•April 24: Senior Recital featuring Jen Herbert '13 on piano, 7 p.m., Harkness Chapel. For more information, contact Terry Wisniewski at firstname.lastname@example.org.
•April 25-28: “Into the Woods,” a student performance of the Tony-winning musical featuring the music and lyrics of Stephen Sondheim. Performances are 7:30 p.m. Thursday-Saturday, with matinees on Saturday and Sunday at 2 p.m., in Tansill Theater. Tickets are $12 for general admission and $8 for students. For more information and to purchase tickets, contact Donna Holman at email@example.com.
•April 26: Student Recital featuring Andrew Stein-Zeller '14 on guitar, 4 p.m., Harkness Chapel. For more information, contact: Terry Wisniewski at firstname.lastname@example.org.

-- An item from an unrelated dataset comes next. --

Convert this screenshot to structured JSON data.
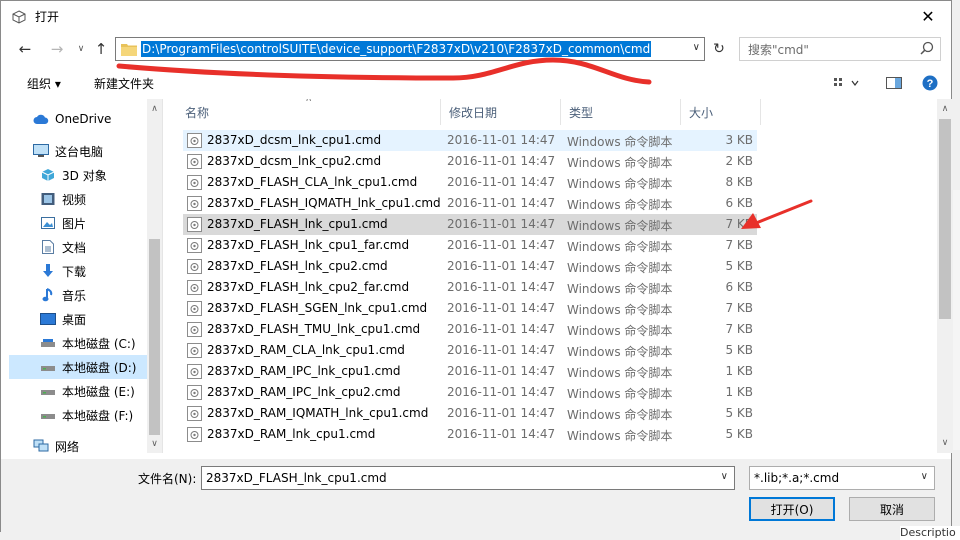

•April 30: “Latinos and Politics in the U.S.,” a sociology lecture by Carlos A. Suárez Carrasquillo, visiting assistant professor, and MaryAnne Borrelli, professor of government. The talk presents the wide spectrum of Latino politics in the United States with a focus on the Caribbean (Cubans, Dominicans and Puerto Ricans), 4 p.m., Charles Chu Asian Art Reading Room in Charles E. Shain Library. For more information, contact: Ana Campos-Holland at Ana.Campos-Holland@conncoll.edu.